What needs to be done
Please reproduce the entries that follow without a single difference.

Exercise data
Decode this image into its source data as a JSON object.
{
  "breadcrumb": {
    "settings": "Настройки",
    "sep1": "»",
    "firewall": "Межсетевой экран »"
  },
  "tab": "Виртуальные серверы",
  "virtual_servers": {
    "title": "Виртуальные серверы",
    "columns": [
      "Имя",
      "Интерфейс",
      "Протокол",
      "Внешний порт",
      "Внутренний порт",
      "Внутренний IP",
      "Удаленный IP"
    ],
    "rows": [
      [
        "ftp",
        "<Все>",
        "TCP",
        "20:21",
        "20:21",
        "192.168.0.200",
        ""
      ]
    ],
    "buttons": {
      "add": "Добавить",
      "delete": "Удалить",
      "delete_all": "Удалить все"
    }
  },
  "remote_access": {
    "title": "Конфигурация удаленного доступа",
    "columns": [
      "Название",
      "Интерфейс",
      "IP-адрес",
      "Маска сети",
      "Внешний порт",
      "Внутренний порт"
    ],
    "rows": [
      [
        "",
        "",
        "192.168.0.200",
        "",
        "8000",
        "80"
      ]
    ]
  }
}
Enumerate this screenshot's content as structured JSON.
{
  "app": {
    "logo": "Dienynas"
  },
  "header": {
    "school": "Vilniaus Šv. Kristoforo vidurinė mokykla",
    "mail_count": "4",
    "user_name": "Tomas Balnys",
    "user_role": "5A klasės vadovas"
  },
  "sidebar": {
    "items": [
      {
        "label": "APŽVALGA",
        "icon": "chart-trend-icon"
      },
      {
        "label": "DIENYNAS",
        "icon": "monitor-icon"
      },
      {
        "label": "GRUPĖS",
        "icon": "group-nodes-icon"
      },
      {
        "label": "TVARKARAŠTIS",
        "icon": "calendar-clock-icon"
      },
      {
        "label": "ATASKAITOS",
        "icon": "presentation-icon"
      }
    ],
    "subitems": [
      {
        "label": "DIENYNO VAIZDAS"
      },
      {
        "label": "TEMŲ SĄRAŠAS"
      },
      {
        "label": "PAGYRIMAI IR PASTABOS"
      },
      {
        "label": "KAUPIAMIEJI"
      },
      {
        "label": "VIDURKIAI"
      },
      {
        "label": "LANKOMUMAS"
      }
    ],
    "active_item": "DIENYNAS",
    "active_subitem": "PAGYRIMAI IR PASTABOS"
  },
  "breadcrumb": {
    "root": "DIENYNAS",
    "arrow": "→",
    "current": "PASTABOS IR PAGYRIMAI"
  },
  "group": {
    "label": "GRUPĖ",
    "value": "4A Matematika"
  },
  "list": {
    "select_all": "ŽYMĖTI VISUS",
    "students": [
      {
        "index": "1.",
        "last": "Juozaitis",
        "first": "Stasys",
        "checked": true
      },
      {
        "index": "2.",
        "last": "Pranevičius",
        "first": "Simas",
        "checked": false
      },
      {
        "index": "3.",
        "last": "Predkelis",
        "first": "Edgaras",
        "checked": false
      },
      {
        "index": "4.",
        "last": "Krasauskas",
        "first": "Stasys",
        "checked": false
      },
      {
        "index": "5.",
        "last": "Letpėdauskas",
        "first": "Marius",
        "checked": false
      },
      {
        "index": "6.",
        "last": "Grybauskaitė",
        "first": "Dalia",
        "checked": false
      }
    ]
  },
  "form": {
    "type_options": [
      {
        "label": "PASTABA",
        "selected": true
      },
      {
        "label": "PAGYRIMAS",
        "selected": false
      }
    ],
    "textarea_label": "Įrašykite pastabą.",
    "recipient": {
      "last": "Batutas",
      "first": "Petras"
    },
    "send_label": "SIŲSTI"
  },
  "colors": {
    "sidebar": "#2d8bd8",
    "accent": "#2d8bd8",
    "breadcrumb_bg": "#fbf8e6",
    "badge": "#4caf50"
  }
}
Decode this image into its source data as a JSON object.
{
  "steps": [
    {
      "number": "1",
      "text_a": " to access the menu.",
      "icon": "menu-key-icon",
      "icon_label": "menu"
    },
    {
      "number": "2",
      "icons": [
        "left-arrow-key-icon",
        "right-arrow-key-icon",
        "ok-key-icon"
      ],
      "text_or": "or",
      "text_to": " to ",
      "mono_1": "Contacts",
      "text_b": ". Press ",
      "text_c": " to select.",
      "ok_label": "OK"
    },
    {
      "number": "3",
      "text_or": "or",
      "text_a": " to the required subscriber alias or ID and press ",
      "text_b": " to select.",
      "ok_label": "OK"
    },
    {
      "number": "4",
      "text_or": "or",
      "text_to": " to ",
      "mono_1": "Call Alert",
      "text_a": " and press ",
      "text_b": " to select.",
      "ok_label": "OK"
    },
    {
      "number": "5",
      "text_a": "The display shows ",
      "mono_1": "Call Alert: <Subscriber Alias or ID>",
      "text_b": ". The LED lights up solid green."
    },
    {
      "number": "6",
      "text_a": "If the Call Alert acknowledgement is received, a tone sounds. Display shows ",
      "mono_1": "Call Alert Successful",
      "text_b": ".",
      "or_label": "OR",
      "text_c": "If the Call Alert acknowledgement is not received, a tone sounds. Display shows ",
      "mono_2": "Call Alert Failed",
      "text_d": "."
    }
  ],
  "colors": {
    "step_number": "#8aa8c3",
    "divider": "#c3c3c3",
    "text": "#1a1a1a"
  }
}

The answer
Decode this image into its source data as a JSON object.
{
  "breadcrumb": {
    "settings": "Настройки",
    "sep1": "»",
    "firewall": "Межсетевой экран »"
  },
  "tab": "Виртуальные серверы",
  "virtual_servers": {
    "title": "Виртуальные серверы",
    "columns": [
      "Имя",
      "Интерфейс",
      "Протокол",
      "Внешний порт",
      "Внутренний порт",
      "Внутренний IP",
      "Удаленный IP"
    ],
    "rows": [
      [
        "ftp",
        "<Все>",
        "TCP",
        "20:21",
        "20:21",
        "192.168.0.200",
        ""
      ]
    ],
    "buttons": {
      "add": "Добавить",
      "delete": "Удалить",
      "delete_all": "Удалить все"
    }
  },
  "remote_access": {
    "title": "Конфигурация удаленного доступа",
    "columns": [
      "Название",
      "Интерфейс",
      "IP-адрес",
      "Маска сети",
      "Внешний порт",
      "Внутренний порт"
    ],
    "rows": [
      [
        "",
        "",
        "192.168.0.200",
        "",
        "8000",
        "80"
      ]
    ]
  }
}
Enumerate this screenshot's content as structured JSON.
{
  "app": {
    "logo": "Dienynas"
  },
  "header": {
    "school": "Vilniaus Šv. Kristoforo vidurinė mokykla",
    "mail_count": "4",
    "user_name": "Tomas Balnys",
    "user_role": "5A klasės vadovas"
  },
  "sidebar": {
    "items": [
      {
        "label": "APŽVALGA",
        "icon": "chart-trend-icon"
      },
      {
        "label": "DIENYNAS",
        "icon": "monitor-icon"
      },
      {
        "label": "GRUPĖS",
        "icon": "group-nodes-icon"
      },
      {
        "label": "TVARKARAŠTIS",
        "icon": "calendar-clock-icon"
      },
      {
        "label": "ATASKAITOS",
        "icon": "presentation-icon"
      }
    ],
    "subitems": [
      {
        "label": "DIENYNO VAIZDAS"
      },
      {
        "label": "TEMŲ SĄRAŠAS"
      },
      {
        "label": "PAGYRIMAI IR PASTABOS"
      },
      {
        "label": "KAUPIAMIEJI"
      },
      {
        "label": "VIDURKIAI"
      },
      {
        "label": "LANKOMUMAS"
      }
    ],
    "active_item": "DIENYNAS",
    "active_subitem": "PAGYRIMAI IR PASTABOS"
  },
  "breadcrumb": {
    "root": "DIENYNAS",
    "arrow": "→",
    "current": "PASTABOS IR PAGYRIMAI"
  },
  "group": {
    "label": "GRUPĖ",
    "value": "4A Matematika"
  },
  "list": {
    "select_all": "ŽYMĖTI VISUS",
    "students": [
      {
        "index": "1.",
        "last": "Juozaitis",
        "first": "Stasys",
        "checked": true
      },
      {
        "index": "2.",
        "last": "Pranevičius",
        "first": "Simas",
        "checked": false
      },
      {
        "index": "3.",
        "last": "Predkelis",
        "first": "Edgaras",
        "checked": false
      },
      {
        "index": "4.",
        "last": "Krasauskas",
        "first": "Stasys",
        "checked": false
      },
      {
        "index": "5.",
        "last": "Letpėdauskas",
        "first": "Marius",
        "checked": false
      },
      {
        "index": "6.",
        "last": "Grybauskaitė",
        "first": "Dalia",
        "checked": false
      }
    ]
  },
  "form": {
    "type_options": [
      {
        "label": "PASTABA",
        "selected": true
      },
      {
        "label": "PAGYRIMAS",
        "selected": false
      }
    ],
    "textarea_label": "Įrašykite pastabą.",
    "recipient": {
      "last": "Batutas",
      "first": "Petras"
    },
    "send_label": "SIŲSTI"
  },
  "colors": {
    "sidebar": "#2d8bd8",
    "accent": "#2d8bd8",
    "breadcrumb_bg": "#fbf8e6",
    "badge": "#4caf50"
  }
}
Decode this image into its source data as a JSON object.
{
  "steps": [
    {
      "number": "1",
      "text_a": " to access the menu.",
      "icon": "menu-key-icon",
      "icon_label": "menu"
    },
    {
      "number": "2",
      "icons": [
        "left-arrow-key-icon",
        "right-arrow-key-icon",
        "ok-key-icon"
      ],
      "text_or": "or",
      "text_to": " to ",
      "mono_1": "Contacts",
      "text_b": ". Press ",
      "text_c": " to select.",
      "ok_label": "OK"
    },
    {
      "number": "3",
      "text_or": "or",
      "text_a": " to the required subscriber alias or ID and press ",
      "text_b": " to select.",
      "ok_label": "OK"
    },
    {
      "number": "4",
      "text_or": "or",
      "text_to": " to ",
      "mono_1": "Call Alert",
      "text_a": " and press ",
      "text_b": " to select.",
      "ok_label": "OK"
    },
    {
      "number": "5",
      "text_a": "The display shows ",
      "mono_1": "Call Alert: <Subscriber Alias or ID>",
      "text_b": ". The LED lights up solid green."
    },
    {
      "number": "6",
      "text_a": "If the Call Alert acknowledgement is received, a tone sounds. Display shows ",
      "mono_1": "Call Alert Successful",
      "text_b": ".",
      "or_label": "OR",
      "text_c": "If the Call Alert acknowledgement is not received, a tone sounds. Display shows ",
      "mono_2": "Call Alert Failed",
      "text_d": "."
    }
  ],
  "colors": {
    "step_number": "#8aa8c3",
    "divider": "#c3c3c3",
    "text": "#1a1a1a"
  }
}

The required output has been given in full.